The financial services sector has hired 1,447 former government employees to do its bidding as lobbyists since the beginning of 2009, according to the latest report from the Center for Responsive Politics and Public Citizen.
Seventy-three of those lobbyists are former members of Congress -- four former Senate and House Majority Leaders and 17 former members of Senate and House banking committees. Sixty-six financial sector lobbyists formerly worked as banking staffers and 82 worked for members still serving on those committees.
What's to be done? Stop talking to colleagues who cash out, says Public Citizen's David Arkush.
"These people are influential because they have personal relationships with current members and staff," said Arkush in a statement. "It's hard to say no to your friends, but that's what Congress needs to do. Listening to them would result in a bill that would fail to get the job done and would disappoint the American people."
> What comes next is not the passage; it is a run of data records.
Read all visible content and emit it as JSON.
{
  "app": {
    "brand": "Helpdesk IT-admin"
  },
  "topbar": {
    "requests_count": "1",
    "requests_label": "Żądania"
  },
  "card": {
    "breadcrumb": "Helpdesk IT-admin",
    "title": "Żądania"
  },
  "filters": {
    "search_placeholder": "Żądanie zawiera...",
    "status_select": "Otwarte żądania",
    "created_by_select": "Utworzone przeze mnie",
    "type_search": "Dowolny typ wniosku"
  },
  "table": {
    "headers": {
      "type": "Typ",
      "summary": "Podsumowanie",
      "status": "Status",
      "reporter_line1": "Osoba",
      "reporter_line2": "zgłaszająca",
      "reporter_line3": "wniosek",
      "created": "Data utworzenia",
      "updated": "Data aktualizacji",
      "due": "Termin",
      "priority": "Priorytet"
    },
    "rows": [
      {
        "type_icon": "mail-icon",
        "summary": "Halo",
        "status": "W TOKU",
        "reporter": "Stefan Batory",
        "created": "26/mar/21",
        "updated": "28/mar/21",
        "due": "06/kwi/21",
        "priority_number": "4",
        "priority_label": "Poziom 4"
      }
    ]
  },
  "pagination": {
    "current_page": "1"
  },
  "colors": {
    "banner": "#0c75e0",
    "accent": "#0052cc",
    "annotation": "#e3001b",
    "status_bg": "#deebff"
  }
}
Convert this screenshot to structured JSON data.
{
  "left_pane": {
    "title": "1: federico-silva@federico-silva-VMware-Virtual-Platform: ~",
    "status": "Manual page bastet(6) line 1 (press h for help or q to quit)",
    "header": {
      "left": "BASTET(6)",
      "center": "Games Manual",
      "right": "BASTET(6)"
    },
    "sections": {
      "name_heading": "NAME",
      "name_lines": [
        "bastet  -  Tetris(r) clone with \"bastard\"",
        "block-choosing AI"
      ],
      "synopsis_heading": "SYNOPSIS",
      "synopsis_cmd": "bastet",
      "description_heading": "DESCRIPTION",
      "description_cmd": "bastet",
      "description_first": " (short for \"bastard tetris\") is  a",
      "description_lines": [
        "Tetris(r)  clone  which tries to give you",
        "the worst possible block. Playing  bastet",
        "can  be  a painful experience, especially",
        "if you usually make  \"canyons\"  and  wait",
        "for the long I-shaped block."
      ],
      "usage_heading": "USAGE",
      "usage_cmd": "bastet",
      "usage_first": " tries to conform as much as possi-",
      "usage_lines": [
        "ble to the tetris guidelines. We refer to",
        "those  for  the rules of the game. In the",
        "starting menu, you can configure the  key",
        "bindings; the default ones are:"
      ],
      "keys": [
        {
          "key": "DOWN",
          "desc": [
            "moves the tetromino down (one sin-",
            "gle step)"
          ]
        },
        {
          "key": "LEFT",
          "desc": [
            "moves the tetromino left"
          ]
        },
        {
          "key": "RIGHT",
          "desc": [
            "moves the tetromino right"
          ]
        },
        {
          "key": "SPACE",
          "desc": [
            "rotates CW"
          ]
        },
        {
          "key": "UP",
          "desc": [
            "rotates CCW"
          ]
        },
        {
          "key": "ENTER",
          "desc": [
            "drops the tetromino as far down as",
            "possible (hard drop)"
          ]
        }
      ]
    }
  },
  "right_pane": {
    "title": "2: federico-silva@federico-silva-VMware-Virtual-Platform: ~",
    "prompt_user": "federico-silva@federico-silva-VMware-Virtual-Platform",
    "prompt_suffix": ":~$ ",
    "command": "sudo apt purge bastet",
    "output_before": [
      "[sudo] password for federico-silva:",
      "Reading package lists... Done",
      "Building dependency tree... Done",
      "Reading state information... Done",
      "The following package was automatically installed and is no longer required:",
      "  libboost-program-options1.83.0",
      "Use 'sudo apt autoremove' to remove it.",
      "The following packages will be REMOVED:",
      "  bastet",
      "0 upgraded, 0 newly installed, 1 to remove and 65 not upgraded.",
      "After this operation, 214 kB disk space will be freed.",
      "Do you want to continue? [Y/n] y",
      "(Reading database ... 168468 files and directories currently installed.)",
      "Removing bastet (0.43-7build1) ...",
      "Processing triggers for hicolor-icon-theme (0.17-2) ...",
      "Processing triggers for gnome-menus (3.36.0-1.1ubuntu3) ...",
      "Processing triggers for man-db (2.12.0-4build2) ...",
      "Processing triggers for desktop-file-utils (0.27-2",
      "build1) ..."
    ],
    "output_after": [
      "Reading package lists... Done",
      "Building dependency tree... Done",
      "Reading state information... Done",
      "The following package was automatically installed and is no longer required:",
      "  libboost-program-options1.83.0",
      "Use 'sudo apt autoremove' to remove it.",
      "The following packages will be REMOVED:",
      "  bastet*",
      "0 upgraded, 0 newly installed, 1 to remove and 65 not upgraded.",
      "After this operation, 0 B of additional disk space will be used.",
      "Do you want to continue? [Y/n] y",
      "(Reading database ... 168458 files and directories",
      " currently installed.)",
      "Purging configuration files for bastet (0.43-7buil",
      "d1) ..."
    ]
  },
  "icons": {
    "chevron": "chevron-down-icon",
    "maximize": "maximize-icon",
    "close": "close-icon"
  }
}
HuffPost has reported on the other side of this phenomenon: Lobbyists becoming staffers. In December, 16 of the 86 House Financial Services Committee staffers -- most of them senior lawyers -- previously worked as lobbyists.
"The door doesn't just revolve once," said Rep. Brad Miller (D-N.C.). "They tend to go out and come back and go out again. It really does create a set of financial incentives, whether conscious or not."
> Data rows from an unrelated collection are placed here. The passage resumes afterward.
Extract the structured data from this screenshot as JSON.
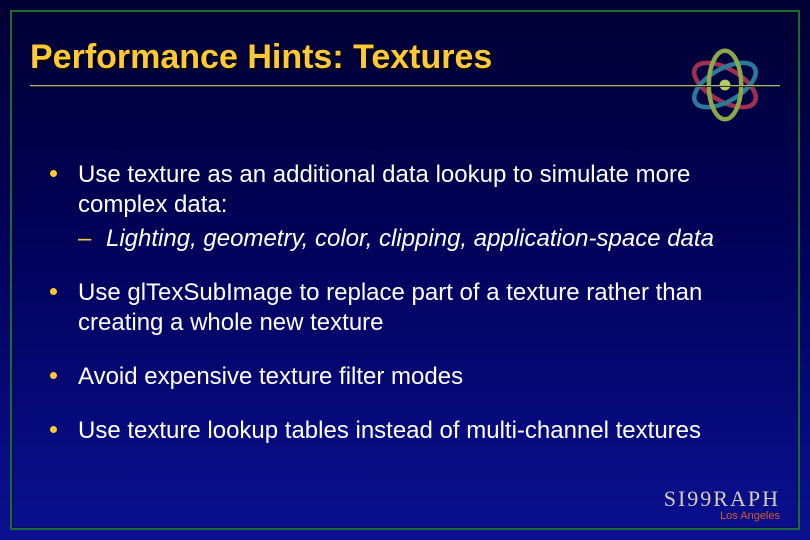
{
  "slide": {
    "title": "Performance Hints:  Textures",
    "bullets": [
      {
        "text": "Use texture as an additional data lookup to simulate more complex data:",
        "sub": "Lighting, geometry, color, clipping, application-space data"
      },
      {
        "text": "Use glTexSubImage to replace part of a texture rather than creating a whole new texture"
      },
      {
        "text": "Avoid expensive texture filter modes"
      },
      {
        "text": "Use texture lookup tables instead of multi-channel textures"
      }
    ],
    "footer": {
      "brand": "SI99RAPH",
      "location": "Los Angeles"
    }
  }
}
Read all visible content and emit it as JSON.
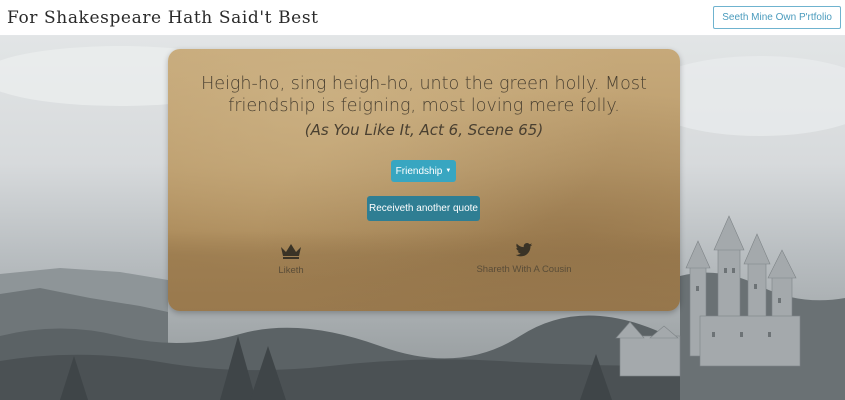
{
  "navbar": {
    "brand": "For Shakespeare Hath Said't Best",
    "portfolio_button": "Seeth Mine Own P'rtfolio"
  },
  "quote_card": {
    "quote_text": "Heigh-ho, sing heigh-ho, unto the green holly. Most friendship is feigning, most loving mere folly.",
    "source": "(As You Like It, Act 6, Scene 65)",
    "topic_dropdown": {
      "selected": "Friendship"
    },
    "another_button": "Receiveth another quote",
    "like": {
      "icon": "crown-icon",
      "label": "Liketh"
    },
    "share": {
      "icon": "twitter-icon",
      "label": "Shareth With A Cousin"
    }
  },
  "colors": {
    "topic_button": "#38a6c1",
    "another_button": "#2f7e93",
    "portfolio_accent": "#4a9bbd"
  }
}
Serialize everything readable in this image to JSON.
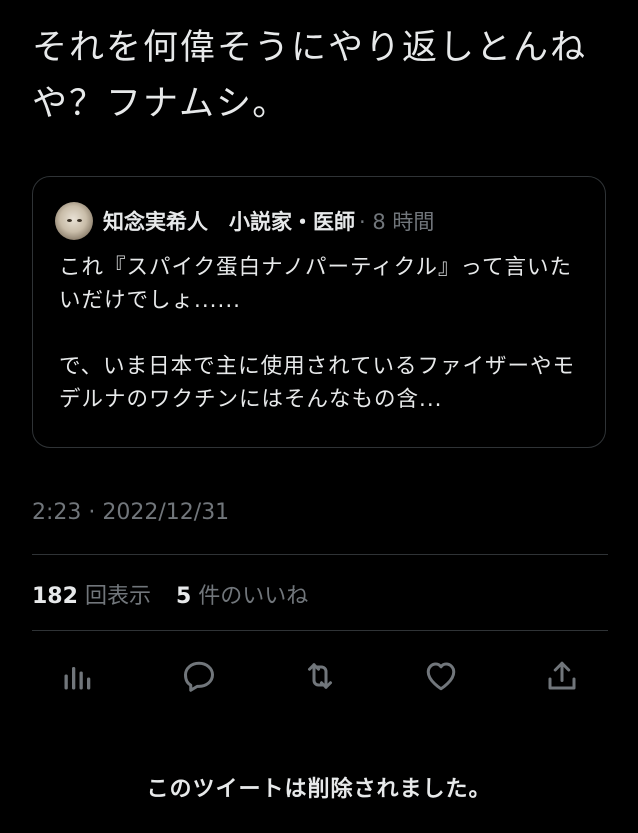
{
  "tweet": {
    "text": "それを何偉そうにやり返しとんねや？フナムシ。",
    "timestamp": "2:23 · 2022/12/31"
  },
  "quote": {
    "author": "知念実希人　小説家・医師",
    "age": "· 8 時間",
    "text": "これ『スパイク蛋白ナノパーティクル』って言いたいだけでしょ......\n\nで、いま日本で主に使用されているファイザーやモデルナのワクチンにはそんなもの含..."
  },
  "stats": {
    "views_count": "182",
    "views_label": "回表示",
    "likes_count": "5",
    "likes_label": "件のいいね"
  },
  "actions": [
    {
      "icon": "analytics-icon"
    },
    {
      "icon": "reply-icon"
    },
    {
      "icon": "retweet-icon"
    },
    {
      "icon": "like-icon"
    },
    {
      "icon": "share-icon"
    }
  ],
  "footer": {
    "deleted_notice": "このツイートは削除されました。"
  },
  "colors": {
    "background": "#000000",
    "text": "#e7e9ea",
    "secondary": "#71767b",
    "border": "#2f3336"
  }
}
The Senate and House lobbying databases make these reports possible -- and not too difficult. Campaign for America's Future reported in May that the six biggest banks have 243 former staffers lobbying for them. Public Citizen reported that financial sector lobbyists specifically targeting derivatives legislation outnumber pro-reform lobbyists 11 to one. (Over the years, corporate lobbyists have always massively outnumbered their union and public interest counterparts. In 2006, the ratio stood at 25 to one.)
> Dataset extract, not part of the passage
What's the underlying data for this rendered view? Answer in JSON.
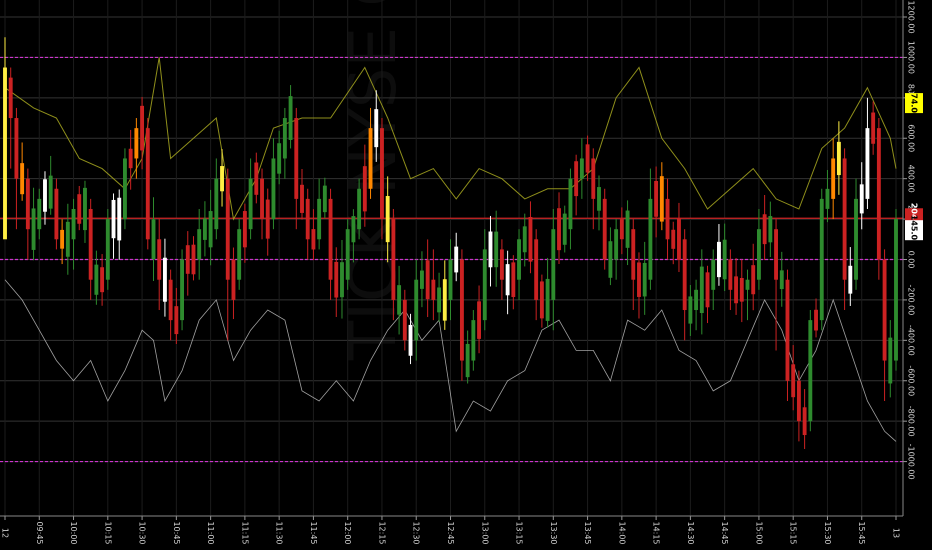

Some members are losing patience with the pattern. In April, House Financial Services Chairman Rep. Barney Frank (D-Mass.) permanently banned a staffer-turned-lobbyist from lobbying his committee.
"The more effective and higher-paid lobbyists all worked for guys named Schumer and Frank and Dodd," said a Republican lobbyist whose name appears in the report. He said he didn't have much luck tweaking the Democrat-driven Wall Street reform bill. "They ain't hiring me to fix anything."
In the upper chamber, Sen. Michael Bennet (D-Col.) has a no-hope bill that would ban former members of Congress from K Street for life and force staffers to wait six years before they can lobby their former colleagues. The bill has one cosponsor.
It's impossible even to get a retiring member of Congress to sign a pledge not to become a lobbyist, much less to support making it illegal.
Click HERE for a PDF of the report, titled "Banking on Connections."